Have you ever wondered what those crunchy bits are in some types of cheese? Well, here is some background information on them. First thing you need to determine is whether you found those crunchies on the outside or on the inside of a cheese. If you only found them on the inside you will have experienced what it is like to bite into a crystal formation that is called tyrosine. Tyrosine is formed when the amino acid chains or proteins in the milk curds fall apart leaving behind a crystalline deposit. The crystals do not greatly affect the flavor and taste profile but definitely change the mouthfeel experience of the cheese. For a long time they were seen as a blemish, it is only relatively recently that placement and cleanness of the crunch are part of the scoring in cheese contests. Look for these crunchies in cheeses like aged Goudas, Parmesan, aged Gruyere.
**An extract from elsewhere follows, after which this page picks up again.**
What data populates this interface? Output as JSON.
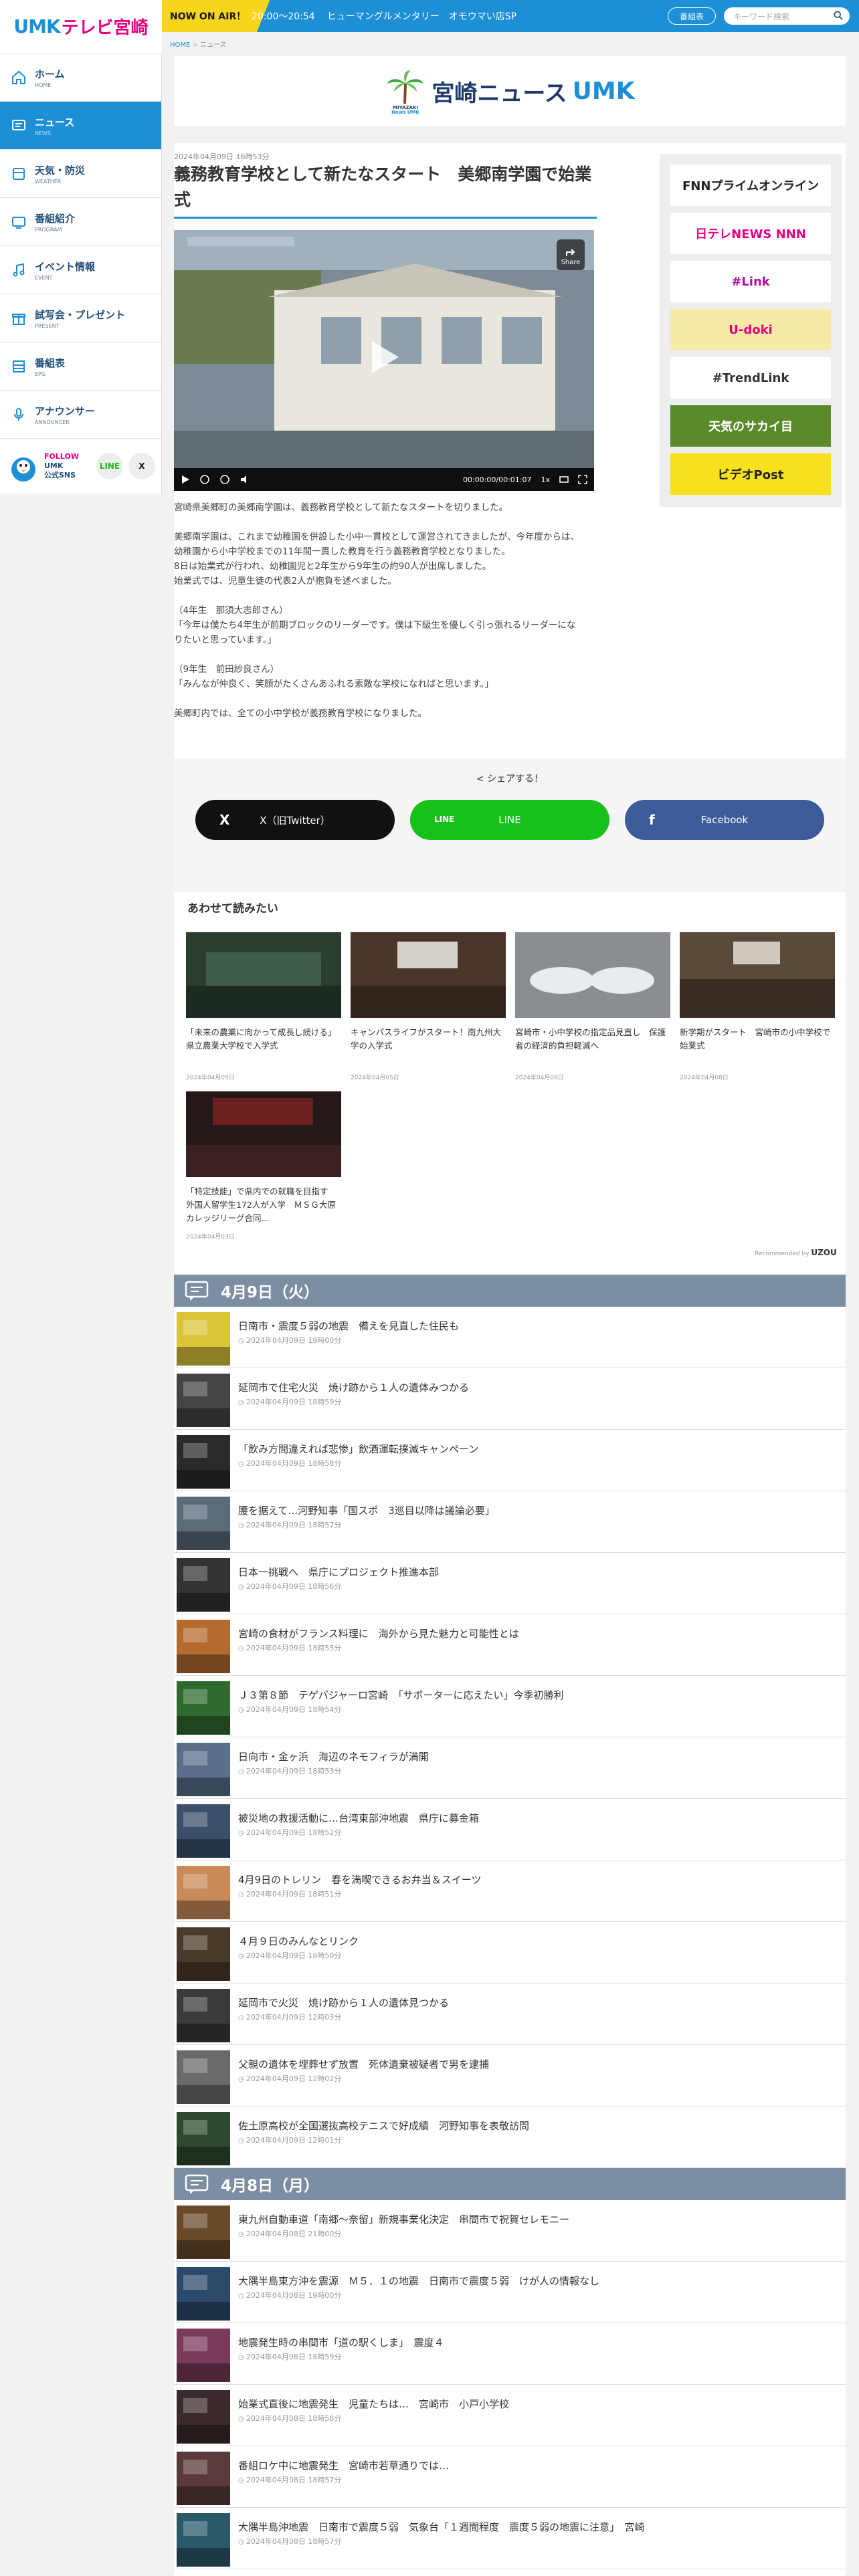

When you experience the crunch just on the outside of the cheese, you may have – accidentally? – bitten into a bit of the rind of a brined cheese. The brine is used to deposit sought-after bacteria on the outside of the cheese with the idea that the good bacteria will ward off the bad bacteria and also develop flavors deeper within the cheese. It is always a good idea to go carefully with the rinds of very aromatic cheeses like Munster d’Alsace, Grayson, Taleggio.

If you see white deposits on the outside of the cheese and experience crunchies on the inside of the cheese, you may have found deposits of calcium lactate. Generally, these crystals tend to be a bit softer and lighter in color than the tyrosine crystals and a taste test to compare the crystals on the inside to those on the outside will tell all. They are a result of lactic acid combining with ionic calcium in high moisture cheese. We find the calcium lactate crystals especially on aged Cheddars that have higher moisture levels in the paste, i.e. the typical block or brick-style Cheddars produced in North America that are allowed to have liquid on the outside of the cheese that when dried forms “pools” of calcium lactate.

Have fun doing some crunchie experimentation!